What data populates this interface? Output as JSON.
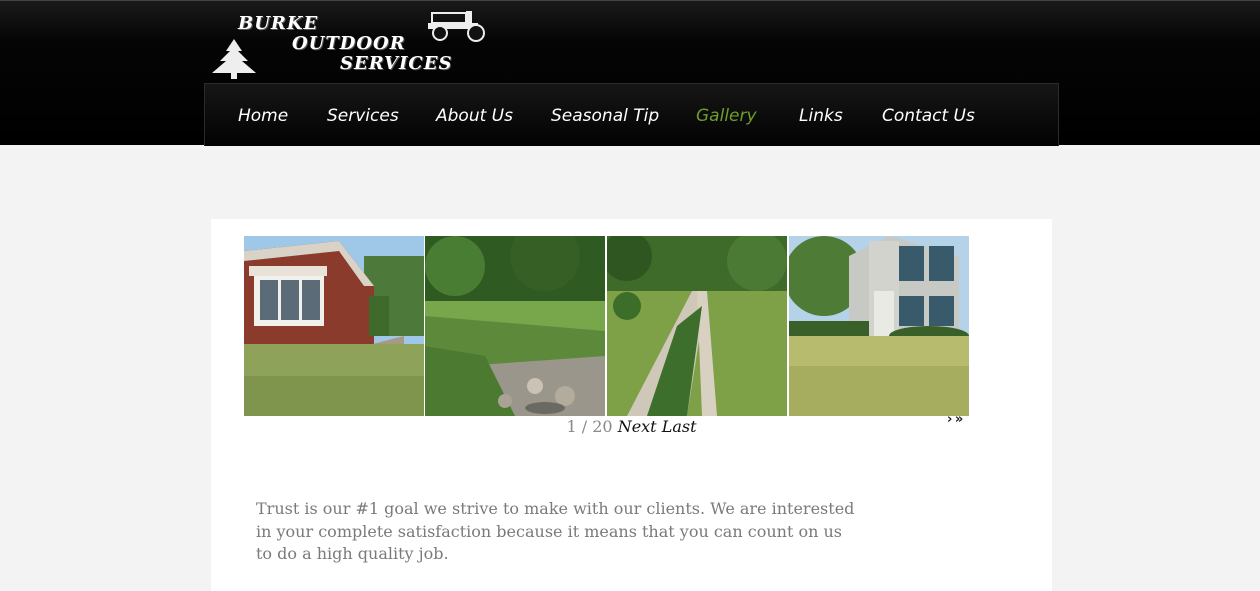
{
  "logo": {
    "line1": "BURKE",
    "line2": "OUTDOOR",
    "line3": "SERVICES",
    "icons": [
      "pine-tree-icon",
      "tractor-icon"
    ]
  },
  "nav": {
    "items": [
      {
        "label": "Home",
        "active": false
      },
      {
        "label": "Services",
        "active": false
      },
      {
        "label": "About Us",
        "active": false
      },
      {
        "label": "Seasonal Tip",
        "active": false
      },
      {
        "label": "Gallery",
        "active": true
      },
      {
        "label": "Links",
        "active": false
      },
      {
        "label": "Contact Us",
        "active": false
      }
    ],
    "active_color": "#6f9e2a"
  },
  "gallery": {
    "thumbnails": [
      "brick-house-photo",
      "garden-stream-photo",
      "rock-border-path-photo",
      "siding-house-photo"
    ],
    "pager": {
      "current": "1",
      "separator": "/",
      "total": "20",
      "next": "Next",
      "last": "Last"
    },
    "arrows": "›  »"
  },
  "intro_text": "Trust is our #1 goal we strive to make with our clients. We are interested in your complete satisfaction because it means that you can count on us to do a high quality job."
}
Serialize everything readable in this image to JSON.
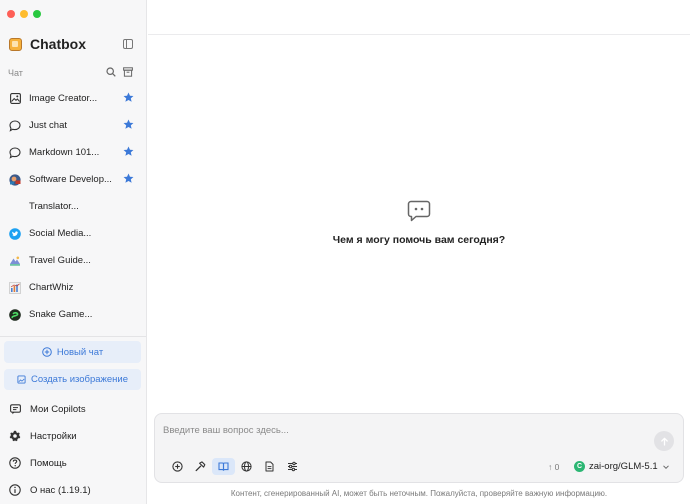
{
  "sidebar": {
    "brand": "Chatbox",
    "section_label": "Чат",
    "chats": [
      {
        "label": "Image Creator...",
        "icon": "image-icon",
        "starred": true
      },
      {
        "label": "Just chat",
        "icon": "chat-bubble-icon",
        "starred": true
      },
      {
        "label": "Markdown 101...",
        "icon": "chat-bubble-icon",
        "starred": true
      },
      {
        "label": "Software Develop...",
        "icon": "developer-avatar-icon",
        "starred": true
      },
      {
        "label": "Translator...",
        "icon": "",
        "starred": false
      },
      {
        "label": "Social Media...",
        "icon": "twitter-bird-icon",
        "starred": false
      },
      {
        "label": "Travel Guide...",
        "icon": "travel-avatar-icon",
        "starred": false
      },
      {
        "label": "ChartWhiz",
        "icon": "chart-avatar-icon",
        "starred": false
      },
      {
        "label": "Snake Game...",
        "icon": "snake-game-icon",
        "starred": false
      }
    ],
    "new_chat": "Новый чат",
    "create_image": "Создать изображение",
    "menu": {
      "copilots": "Мои Copilots",
      "settings": "Настройки",
      "help": "Помощь",
      "about": "О нас (1.19.1)"
    }
  },
  "main": {
    "welcome": "Чем я могу помочь вам сегодня?",
    "composer": {
      "placeholder": "Введите ваш вопрос здесь...",
      "token_count": "↑ 0",
      "model": "zai-org/GLM-5.1",
      "model_badge": "C"
    },
    "disclaimer": "Контент, сгенерированный AI, может быть неточным. Пожалуйста, проверяйте важную информацию."
  },
  "colors": {
    "accent": "#3c79d8",
    "star": "#3c79d8",
    "sidebar_bg": "#f7f7f8"
  }
}
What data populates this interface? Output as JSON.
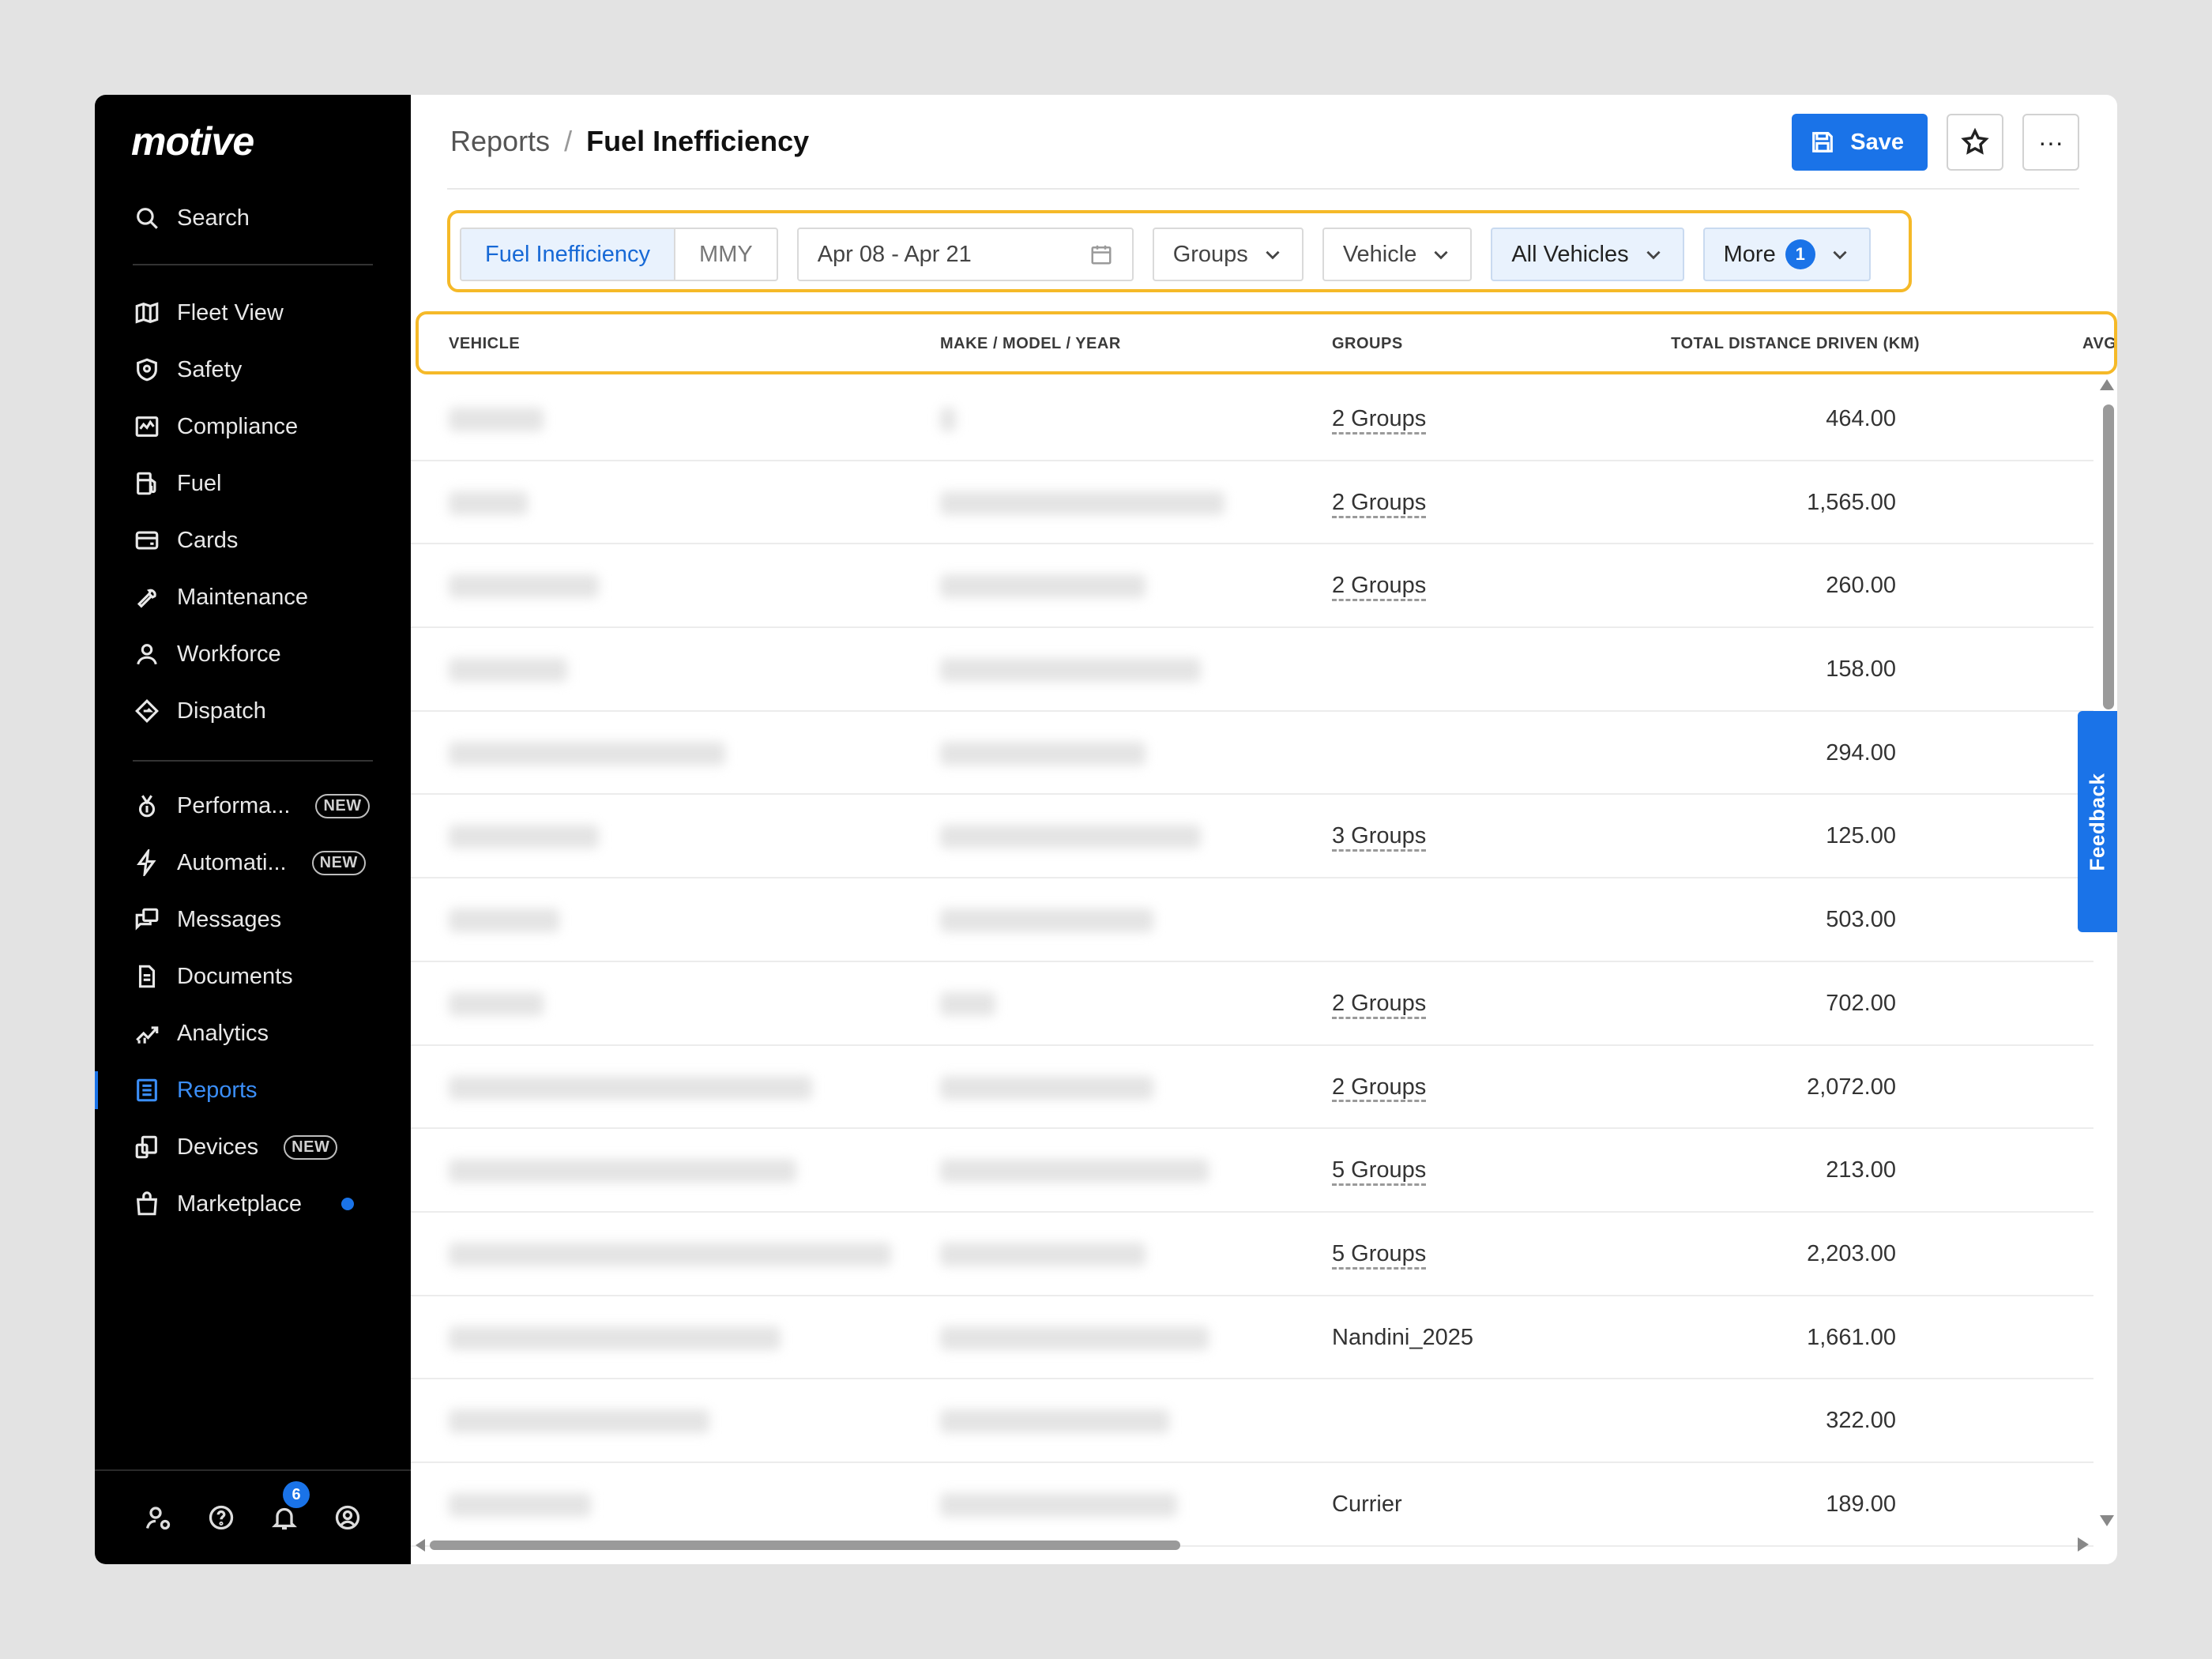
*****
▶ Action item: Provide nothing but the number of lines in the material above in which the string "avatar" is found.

▶ The answer: 3